Supporting Early in Life: Benefits and Considerations
Research consistently highlights the advantages of providing financial assistance to adult children earlier. This approach empowers them to make crucial life decisions with more financial stability, which can have a lasting positive impact. When parents assist their children financially during their adult years, several benefits emerge:
Accelerated Financial Goals: Early financial support enables adult children to purchase property, reduce debt, and rapidly establish savings. These actions lay a solid foundation for their long-term financial well-being.
Reduced Pressure: Children can better manage the financial demands of raising their own families by receiving assistance in the early stages of adulthood. This, in turn, allows for a more comfortable lifestyle without excessive stress.
Legacy Building: Parents can witness the positive outcomes of their assistance firsthand, creating a legacy of support that can inspire future generations.
Enhanced Retirement Planning: With a more robust financial foundation, adult children can start planning for their retirement earlier and with greater confidence.
Tax Implications: A Crucial Aspect
Understanding the tax implications of wealth transfer is essential for making informed decisions. When transferring money to adult children, both givers and receivers should consider potential tax obligations and plan accordingly. Depending on the jurisdiction and the specific circumstances, donations tax (gift tax) or inheritance tax might apply.
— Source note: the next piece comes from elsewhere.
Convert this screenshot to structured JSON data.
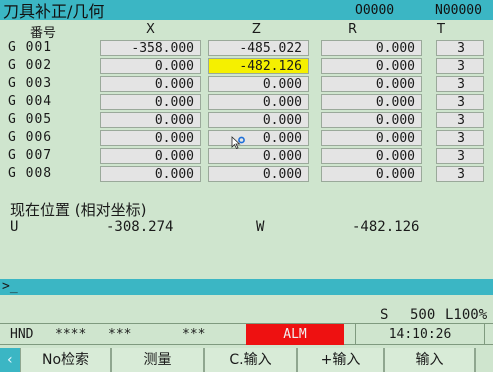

In South Africa, Donations Tax is charged at 20% of the value of donations up to R30m. For amounts over R30m, the tax rate is 25%. This is aligned with Estate Duty, which is levied at a rate of 20% on the first R30 million and 25% on the dutiable value of the estate above R30 million.
That means the decision to donate money to adult children during your lifetime or to leave it to them on your death should not be heavily influenced by tax considerations. The only significant tax consideration is that you can donate up to R100,000 annually without paying Donations Tax. This is worth doing as early as possible as it will reduce your estate size if you can make donations tax-free for several years before your death. Grandparents are also allowed to pay for their grandchildren’s schooling as a form of maintenance without incurring Donations Tax; this is another way of supporting your family tax-efficiently.
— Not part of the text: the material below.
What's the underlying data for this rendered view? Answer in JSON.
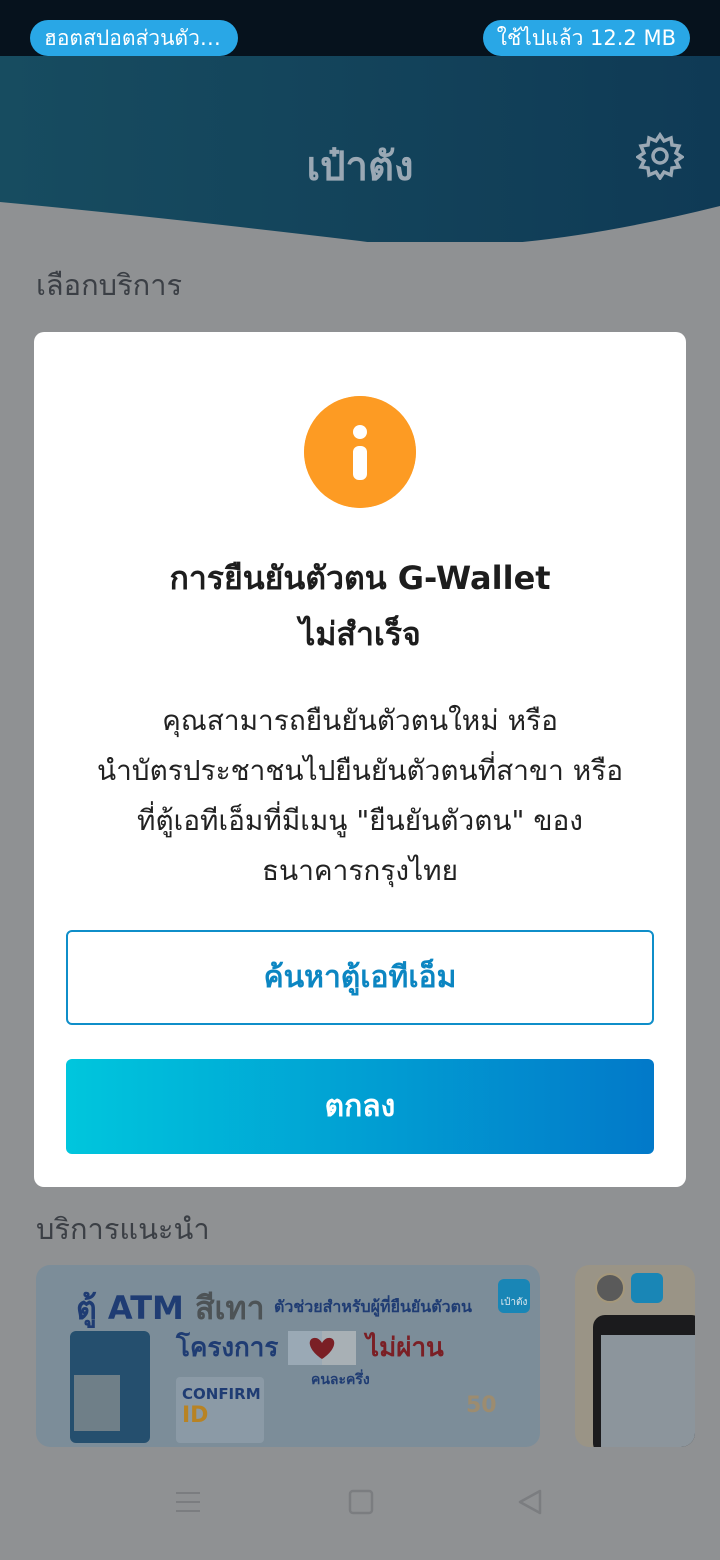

Transferring Wealth at Death: Testamentary Trusts
For parents concerned about the financial responsibility of their adult children, establishing a testamentary trust can be a viable option. This trust, outlined in a will, safeguards assets designated for educating grandchildren or caring for special needs children who cannot independently manage their affairs. This approach offers several benefits:
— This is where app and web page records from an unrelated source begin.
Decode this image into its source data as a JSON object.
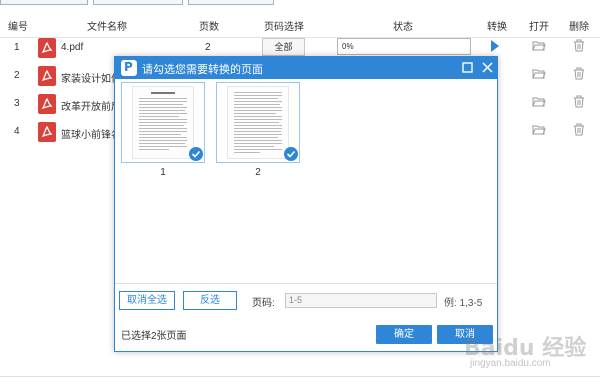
{
  "table": {
    "headers": {
      "number": "编号",
      "filename": "文件名称",
      "pages": "页数",
      "page_select": "页码选择",
      "status": "状态",
      "convert": "转换",
      "open": "打开",
      "delete": "删除"
    },
    "rows": [
      {
        "number": "1",
        "filename": "4.pdf",
        "pages": "2",
        "page_select": "全部",
        "status": "0%"
      },
      {
        "number": "2",
        "filename": "家装设计如何"
      },
      {
        "number": "3",
        "filename": "改革开放前后"
      },
      {
        "number": "4",
        "filename": "篮球小前锋名"
      }
    ]
  },
  "dialog": {
    "title": "请勾选您需要转换的页面",
    "thumbnails": [
      {
        "label": "1",
        "selected": true
      },
      {
        "label": "2",
        "selected": true
      }
    ],
    "cancel_all_label": "取消全选",
    "invert_label": "反选",
    "page_label": "页码:",
    "page_input_value": "1-5",
    "example_text": "例: 1,3-5",
    "selected_count_text": "已选择2张页面",
    "confirm_label": "确定",
    "cancel_label": "取消"
  },
  "watermark": {
    "text": "Baidu 经验",
    "sub": "jingyan.baidu.com"
  },
  "colors": {
    "accent": "#2f86d6",
    "pdf_red": "#d9423a"
  }
}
Controlled Distribution: Testamentary trusts allow parents to specify how assets are distributed and used, ensuring their wishes are upheld even after their death.
Protection for Special Needs: Children with special needs due to physical or mental incapacities require specialised care. A testamentary trust ensures they are financially supported and cared for as parents intended.
Retirement Funds: Nominating Beneficiaries
In retirement funds, parents can expedite the wealth transfer by nominating beneficiaries for their living annuities. This strategy ensures that adult children receive the benefits without waiting for the estate to be settled. There is also a significant tax saving as retirement funds are inherited free of Estate Duty and Executor’s fees.
Ultimately, the choice between early support and posthumous distribution is deeply personal and depends on individual circumstances. Regardless of the path chosen, a thoughtful approach that balances financial responsibility with personal values will pave the way for a smoother wealth transfer journey.
Written by Warren Ingram
CFP®, Wealth Manager, public speaker and author. Host of the HonestMoney podcast. FPI South Africa Financial Planner of the Year 2011.